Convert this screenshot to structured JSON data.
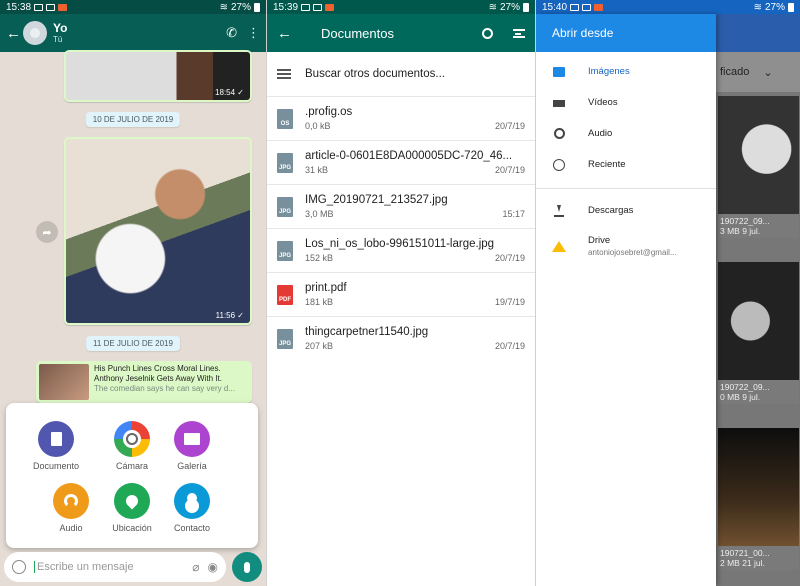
{
  "whatsapp": {
    "status_time": "15:38",
    "battery": "27%",
    "contact_name": "Yo",
    "contact_sub": "Tú",
    "image1_time": "18:54 ✓",
    "date1": "10 DE JULIO DE 2019",
    "image2_time": "11:56 ✓",
    "date2": "11 DE JULIO DE 2019",
    "link_title": "His Punch Lines Cross Moral Lines. Anthony Jeselnik Gets Away With It.",
    "link_sub": "The comedian says he can say very d...",
    "attach": [
      {
        "label": "Documento"
      },
      {
        "label": "Cámara"
      },
      {
        "label": "Galería"
      },
      {
        "label": "Audio"
      },
      {
        "label": "Ubicación"
      },
      {
        "label": "Contacto"
      }
    ],
    "compose_placeholder": "Escribe un mensaje"
  },
  "documents": {
    "status_time": "15:39",
    "battery": "27%",
    "title": "Documentos",
    "search_row": "Buscar otros documentos...",
    "files": [
      {
        "type": "OS",
        "name": ".profig.os",
        "size": "0,0 kB",
        "date": "20/7/19"
      },
      {
        "type": "JPG",
        "name": "article-0-0601E8DA000005DC-720_46...",
        "size": "31 kB",
        "date": "20/7/19"
      },
      {
        "type": "JPG",
        "name": "IMG_20190721_213527.jpg",
        "size": "3,0 MB",
        "date": "15:17"
      },
      {
        "type": "JPG",
        "name": "Los_ni_os_lobo-996151011-large.jpg",
        "size": "152 kB",
        "date": "20/7/19"
      },
      {
        "type": "PDF",
        "name": "print.pdf",
        "size": "181 kB",
        "date": "19/7/19"
      },
      {
        "type": "JPG",
        "name": "thingcarpetner11540.jpg",
        "size": "207 kB",
        "date": "20/7/19"
      }
    ]
  },
  "opener": {
    "status_time": "15:40",
    "battery": "27%",
    "drawer_title": "Abrir desde",
    "items": [
      {
        "label": "Imágenes",
        "icon": "image-icon"
      },
      {
        "label": "Vídeos",
        "icon": "video-icon"
      },
      {
        "label": "Audio",
        "icon": "audio-icon"
      },
      {
        "label": "Reciente",
        "icon": "clock-icon"
      }
    ],
    "downloads": "Descargas",
    "drive_label": "Drive",
    "drive_account": "antoniojosebret@gmail...",
    "bg_row_text": "ficado",
    "thumbs": [
      {
        "name": "190722_09...",
        "size": "3 MB 9 jul."
      },
      {
        "name": "190722_09...",
        "size": "0 MB 9 jul."
      },
      {
        "name": "190721_00...",
        "size": "2 MB 21 jul."
      }
    ]
  }
}
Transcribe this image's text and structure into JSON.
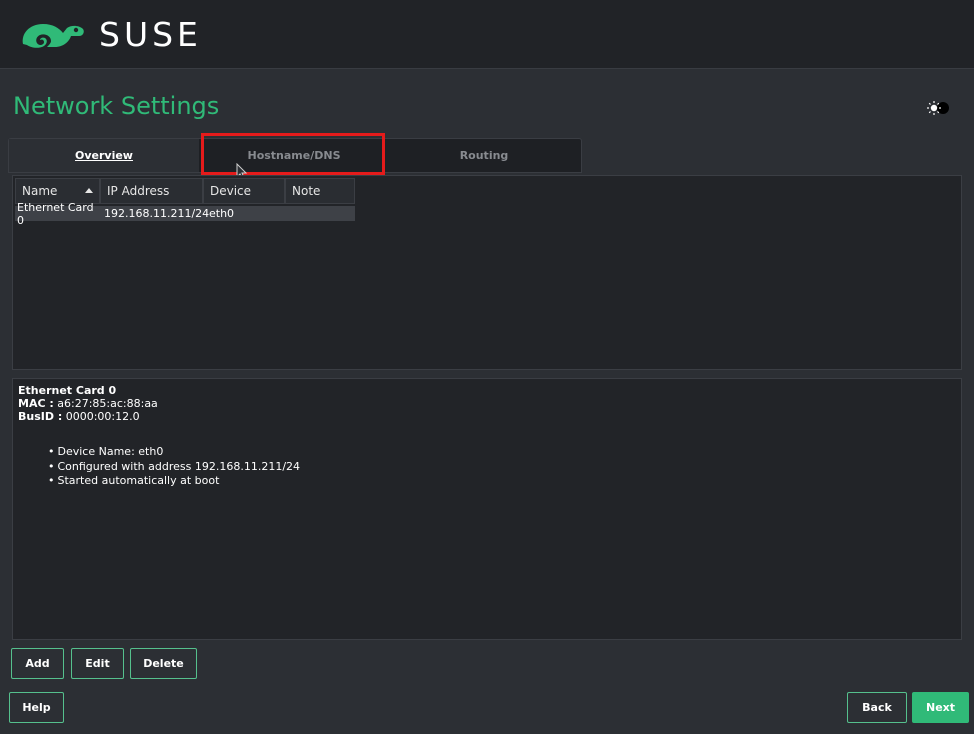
{
  "header": {
    "logo_text": "SUSE"
  },
  "page": {
    "title": "Network Settings"
  },
  "tabs": [
    {
      "label": "Overview",
      "active": true
    },
    {
      "label": "Hostname/DNS",
      "active": false
    },
    {
      "label": "Routing",
      "active": false
    }
  ],
  "table": {
    "columns": [
      "Name",
      "IP Address",
      "Device",
      "Note"
    ],
    "rows": [
      {
        "name": "Ethernet Card 0",
        "ip": "192.168.11.211/24",
        "device": "eth0",
        "note": ""
      }
    ]
  },
  "details": {
    "title": "Ethernet Card 0",
    "mac_label": "MAC :",
    "mac_value": "a6:27:85:ac:88:aa",
    "busid_label": "BusID :",
    "busid_value": "0000:00:12.0",
    "bullets": [
      "Device Name: eth0",
      "Configured with address 192.168.11.211/24",
      "Started automatically at boot"
    ]
  },
  "buttons": {
    "add": "Add",
    "edit": "Edit",
    "delete": "Delete",
    "help": "Help",
    "back": "Back",
    "next": "Next"
  },
  "colors": {
    "accent": "#30ba78",
    "highlight": "#e51b1b",
    "background": "#2c2f34"
  },
  "icons": {
    "theme_toggle": "theme-toggle-icon",
    "logo": "suse-chameleon-icon",
    "sort": "sort-ascending-icon"
  }
}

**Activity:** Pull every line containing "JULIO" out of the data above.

**Result of this exercise:**
    "date1": "10 DE JULIO DE 2019",
    "date2": "11 DE JULIO DE 2019",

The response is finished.